Once you’re groomed you can’t sit down!
The first class always starts at 8am, so any dogs entered in 8am classes must be prepped starting at 7am or so depending on the breed. A Rhodesian Ridgeback needs a lot less prep than a Borzoi or Airedale! Starting at 8am you’re ringside holding a dog or going to get a dog or taking a dog back to the truck. If you’ve been with your boss (themselves a pro handler) for a while you might even be in the ring showing since they can only be in one place at a time. This goes on all day: groom a dog, take the dog up, show the dog, let the dog potty, give them a quick clean up, put them back.
Hanging out in the x-pen
If the dog wins Best of Breed they will have to go in for Groups, which usually start around 2pm. You get a lunch around noon, but any dogs going into group will need re-groomed. Same thing: groom, show, potty, back in the truck. The end of the day is around 5-6pm, at which point you do dinner and pass out. If it’s the last day of the show you have to tear down the set up first though!
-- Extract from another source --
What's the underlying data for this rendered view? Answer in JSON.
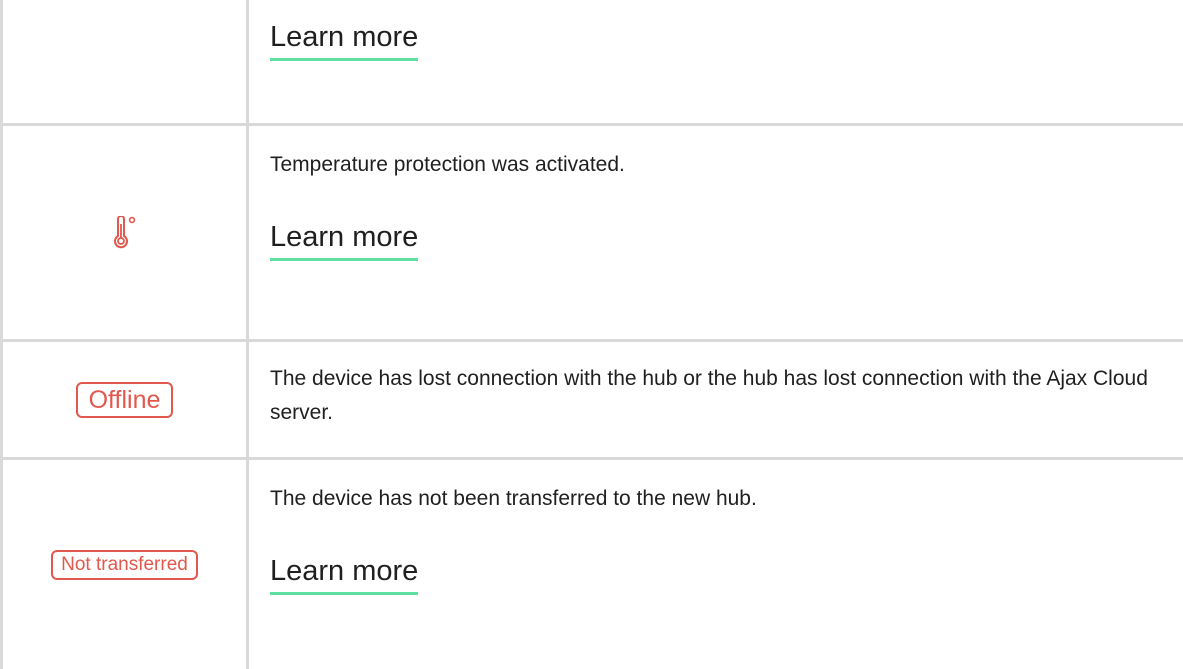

Val & Bella competing for BIS
There is down time, but for the most part you always have to be ready to go. We took 17 dogs, 3 of which did not show, and 3 or 4 dogs met us at the show. So a total of 17 or 18 dogs were in the ring over the course of a day, with each one needing groomed at least once!
What did I think? For one thing, I finally met Lauren (and made other friends too, yay!) and she’s fabulous. Super fun, super nice, and knows what she’s doing. Since Val is injured she spent as much time as possible off her feet, so I spent most of my time with Lauren and her opinion means nearly as much as Val’s, so it’s a good thing Lauren was impressed by me. As for the work, I was dead tired on the first day. I slept like crap on Fri night, got up a 4:30am, and was on my feet all day. The second day was better, perhaps because I got a larger coffee and drank a Rockstar. That said, the work didn’t really feel like “work”. I enjoyed it! It’s not always easy, but it’s fun. Granted this was my first show with Val and the end of my first week at Briarcliff, but so far so good.
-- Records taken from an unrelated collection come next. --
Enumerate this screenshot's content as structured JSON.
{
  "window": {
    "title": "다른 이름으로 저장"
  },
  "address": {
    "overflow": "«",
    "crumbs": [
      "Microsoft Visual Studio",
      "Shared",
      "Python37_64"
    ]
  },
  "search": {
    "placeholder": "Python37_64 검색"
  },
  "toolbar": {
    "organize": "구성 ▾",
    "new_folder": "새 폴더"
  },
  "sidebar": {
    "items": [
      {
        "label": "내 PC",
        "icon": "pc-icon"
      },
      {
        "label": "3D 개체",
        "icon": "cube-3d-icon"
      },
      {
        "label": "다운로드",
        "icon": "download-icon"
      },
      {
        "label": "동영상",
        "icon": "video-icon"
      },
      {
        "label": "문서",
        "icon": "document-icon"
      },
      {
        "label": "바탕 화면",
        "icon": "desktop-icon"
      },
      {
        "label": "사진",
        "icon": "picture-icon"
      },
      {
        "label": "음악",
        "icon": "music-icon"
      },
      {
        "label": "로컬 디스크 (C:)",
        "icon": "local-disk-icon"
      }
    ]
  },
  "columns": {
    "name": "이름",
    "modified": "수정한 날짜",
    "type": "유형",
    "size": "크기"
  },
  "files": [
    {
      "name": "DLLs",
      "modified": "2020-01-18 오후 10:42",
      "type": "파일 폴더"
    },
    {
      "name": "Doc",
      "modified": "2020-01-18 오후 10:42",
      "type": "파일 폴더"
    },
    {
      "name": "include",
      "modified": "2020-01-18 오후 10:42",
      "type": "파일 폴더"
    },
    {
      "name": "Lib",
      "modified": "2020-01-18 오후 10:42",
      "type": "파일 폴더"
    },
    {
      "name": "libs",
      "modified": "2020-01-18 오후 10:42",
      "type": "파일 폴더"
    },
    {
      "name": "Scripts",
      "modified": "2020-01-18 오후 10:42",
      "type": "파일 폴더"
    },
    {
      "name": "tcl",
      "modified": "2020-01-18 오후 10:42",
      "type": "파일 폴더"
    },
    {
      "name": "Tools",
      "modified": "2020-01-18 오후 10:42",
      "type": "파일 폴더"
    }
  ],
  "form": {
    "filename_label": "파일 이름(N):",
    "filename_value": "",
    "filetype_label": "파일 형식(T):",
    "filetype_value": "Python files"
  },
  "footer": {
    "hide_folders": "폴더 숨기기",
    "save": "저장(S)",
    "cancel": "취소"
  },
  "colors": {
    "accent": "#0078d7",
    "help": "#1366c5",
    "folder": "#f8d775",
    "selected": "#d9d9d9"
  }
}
When we got back Peter came up to the truck and asked me “what did you think? Are you staying?” I replied, “you can’t scare me off that easily!”
What did Wally think? He didn’t like being away from me so much and really didn’t like not sleeping with me (I didn’t like that either, next time he should be able to tho; Peter’s Stafford came with us so Wally had to sleep in the truck). He still doesn’t really understand why I put him in a crate or x-pen but do things nearby, why don’t I just let him out with me? But overall he did well and got better as the weekend went on. Mainly he was exhausted from all the activity and excitement.
I’ll be under here until you turn out that light